* AIM OF THE EXERCISE: For every line that contains the string "letters", pull that line out of the material below.

··· THE DATA ···

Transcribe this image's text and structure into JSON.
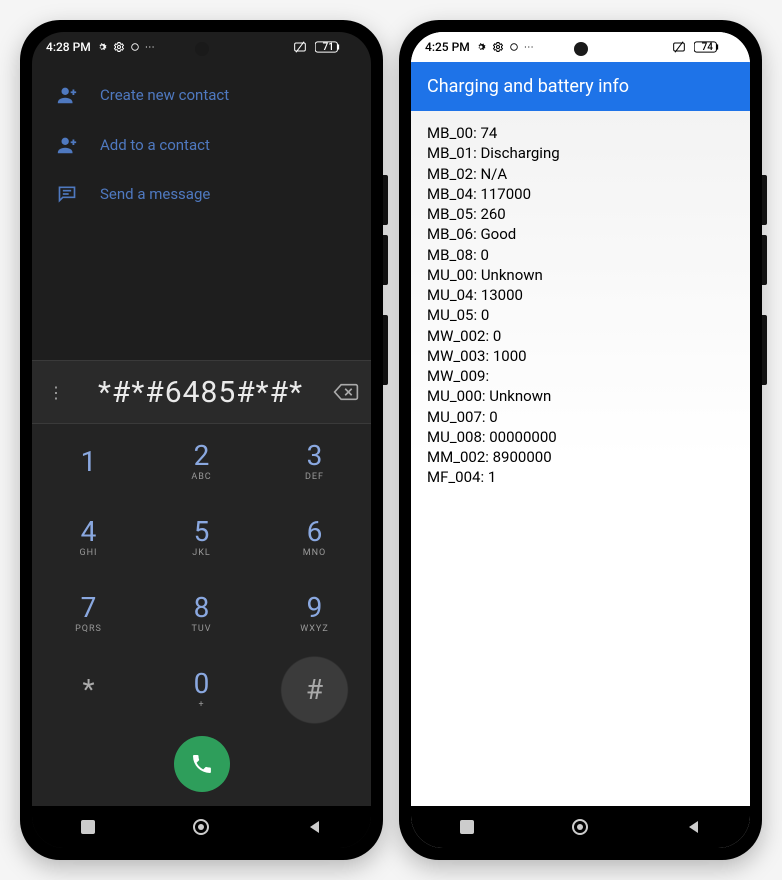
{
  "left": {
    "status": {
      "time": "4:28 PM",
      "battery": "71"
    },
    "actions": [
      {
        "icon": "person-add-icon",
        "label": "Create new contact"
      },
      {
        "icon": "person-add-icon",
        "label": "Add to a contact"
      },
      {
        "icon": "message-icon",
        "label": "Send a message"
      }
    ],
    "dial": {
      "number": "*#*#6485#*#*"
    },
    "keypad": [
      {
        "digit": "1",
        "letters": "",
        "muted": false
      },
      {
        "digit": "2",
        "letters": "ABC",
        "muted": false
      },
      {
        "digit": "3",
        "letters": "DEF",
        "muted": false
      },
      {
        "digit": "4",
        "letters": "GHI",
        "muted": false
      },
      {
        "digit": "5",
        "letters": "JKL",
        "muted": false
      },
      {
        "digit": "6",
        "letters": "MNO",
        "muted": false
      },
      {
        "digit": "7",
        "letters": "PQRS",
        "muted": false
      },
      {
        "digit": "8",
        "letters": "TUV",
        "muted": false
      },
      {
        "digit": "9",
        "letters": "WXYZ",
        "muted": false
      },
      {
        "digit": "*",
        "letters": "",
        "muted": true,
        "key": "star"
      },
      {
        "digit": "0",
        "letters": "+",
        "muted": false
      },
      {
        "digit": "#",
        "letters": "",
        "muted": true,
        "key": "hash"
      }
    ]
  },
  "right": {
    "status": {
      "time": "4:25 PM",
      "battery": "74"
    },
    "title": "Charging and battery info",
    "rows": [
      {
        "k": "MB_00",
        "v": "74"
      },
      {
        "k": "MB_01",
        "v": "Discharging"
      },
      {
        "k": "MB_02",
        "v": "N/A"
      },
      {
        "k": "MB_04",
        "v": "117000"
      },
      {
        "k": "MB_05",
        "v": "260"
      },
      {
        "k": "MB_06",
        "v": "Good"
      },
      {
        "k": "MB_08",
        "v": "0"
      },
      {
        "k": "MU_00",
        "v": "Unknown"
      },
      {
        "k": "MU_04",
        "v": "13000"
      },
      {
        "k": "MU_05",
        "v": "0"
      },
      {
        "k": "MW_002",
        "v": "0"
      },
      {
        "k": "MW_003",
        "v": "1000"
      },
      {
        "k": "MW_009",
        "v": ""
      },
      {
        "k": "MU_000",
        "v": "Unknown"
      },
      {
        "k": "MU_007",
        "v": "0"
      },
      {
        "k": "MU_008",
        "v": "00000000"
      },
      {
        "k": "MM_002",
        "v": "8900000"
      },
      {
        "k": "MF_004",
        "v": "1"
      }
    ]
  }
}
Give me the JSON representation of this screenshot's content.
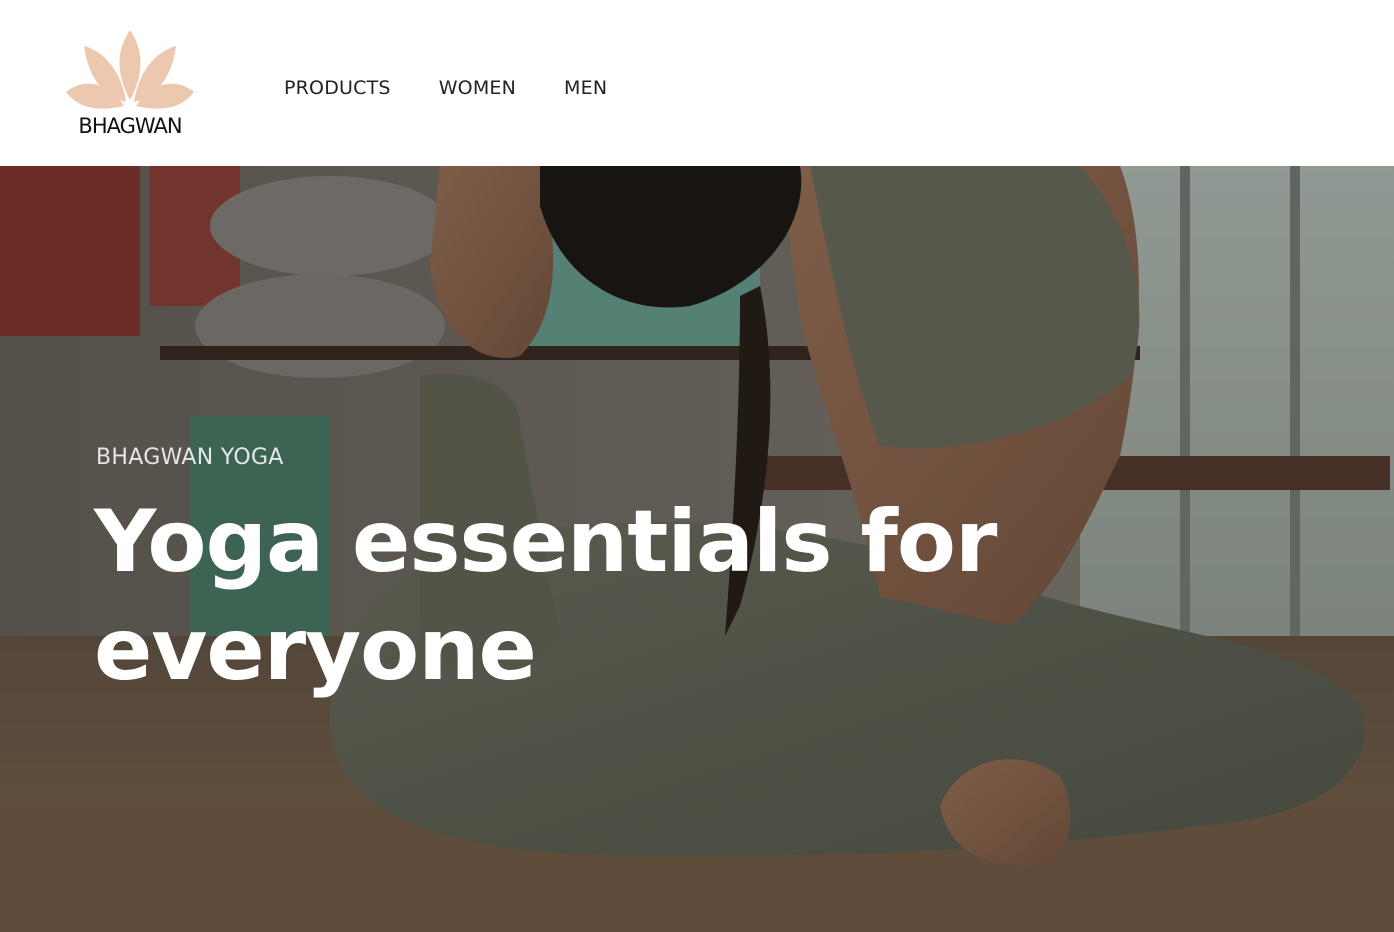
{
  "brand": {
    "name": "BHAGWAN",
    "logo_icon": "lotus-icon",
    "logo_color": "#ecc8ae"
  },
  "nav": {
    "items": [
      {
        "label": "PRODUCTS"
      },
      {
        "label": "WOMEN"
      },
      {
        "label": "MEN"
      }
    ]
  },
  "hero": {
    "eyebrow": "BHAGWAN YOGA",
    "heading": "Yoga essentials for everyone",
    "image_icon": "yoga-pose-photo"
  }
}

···
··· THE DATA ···

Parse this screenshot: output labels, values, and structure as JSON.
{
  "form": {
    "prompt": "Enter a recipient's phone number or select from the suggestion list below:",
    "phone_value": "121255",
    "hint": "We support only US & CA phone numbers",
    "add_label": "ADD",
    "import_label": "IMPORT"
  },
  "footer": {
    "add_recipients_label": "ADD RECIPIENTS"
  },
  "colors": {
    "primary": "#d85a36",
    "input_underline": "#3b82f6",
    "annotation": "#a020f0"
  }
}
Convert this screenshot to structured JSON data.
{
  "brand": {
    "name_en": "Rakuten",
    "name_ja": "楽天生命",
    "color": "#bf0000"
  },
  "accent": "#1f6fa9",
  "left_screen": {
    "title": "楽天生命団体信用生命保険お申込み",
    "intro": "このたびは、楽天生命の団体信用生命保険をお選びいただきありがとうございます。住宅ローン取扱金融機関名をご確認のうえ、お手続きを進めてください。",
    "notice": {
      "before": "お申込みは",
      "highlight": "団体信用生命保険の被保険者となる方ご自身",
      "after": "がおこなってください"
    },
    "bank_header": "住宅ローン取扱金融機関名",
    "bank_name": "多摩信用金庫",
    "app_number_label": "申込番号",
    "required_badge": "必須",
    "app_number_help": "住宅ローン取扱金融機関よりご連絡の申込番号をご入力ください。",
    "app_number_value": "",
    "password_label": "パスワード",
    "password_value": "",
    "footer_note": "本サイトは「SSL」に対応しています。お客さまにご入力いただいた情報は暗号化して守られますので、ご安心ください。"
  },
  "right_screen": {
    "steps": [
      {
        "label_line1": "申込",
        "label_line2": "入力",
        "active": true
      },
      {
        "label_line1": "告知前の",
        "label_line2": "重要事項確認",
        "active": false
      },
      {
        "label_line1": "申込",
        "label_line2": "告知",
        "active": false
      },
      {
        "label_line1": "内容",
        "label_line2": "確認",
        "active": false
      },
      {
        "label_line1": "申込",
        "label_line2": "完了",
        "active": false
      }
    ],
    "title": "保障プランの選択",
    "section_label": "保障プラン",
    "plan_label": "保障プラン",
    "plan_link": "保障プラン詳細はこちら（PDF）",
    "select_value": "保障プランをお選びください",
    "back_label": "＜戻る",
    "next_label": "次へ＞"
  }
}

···

* ANSWER FOR THE TASK:
        "letters": "",
        "letters": "ABC",
        "letters": "DEF",
        "letters": "GHI",
        "letters": "JKL",
        "letters": "MNO",
        "letters": "PQRS",
        "letters": "TUV",
        "letters": "WXYZ",
        "letters": "",
        "letters": "+",
        "letters": "",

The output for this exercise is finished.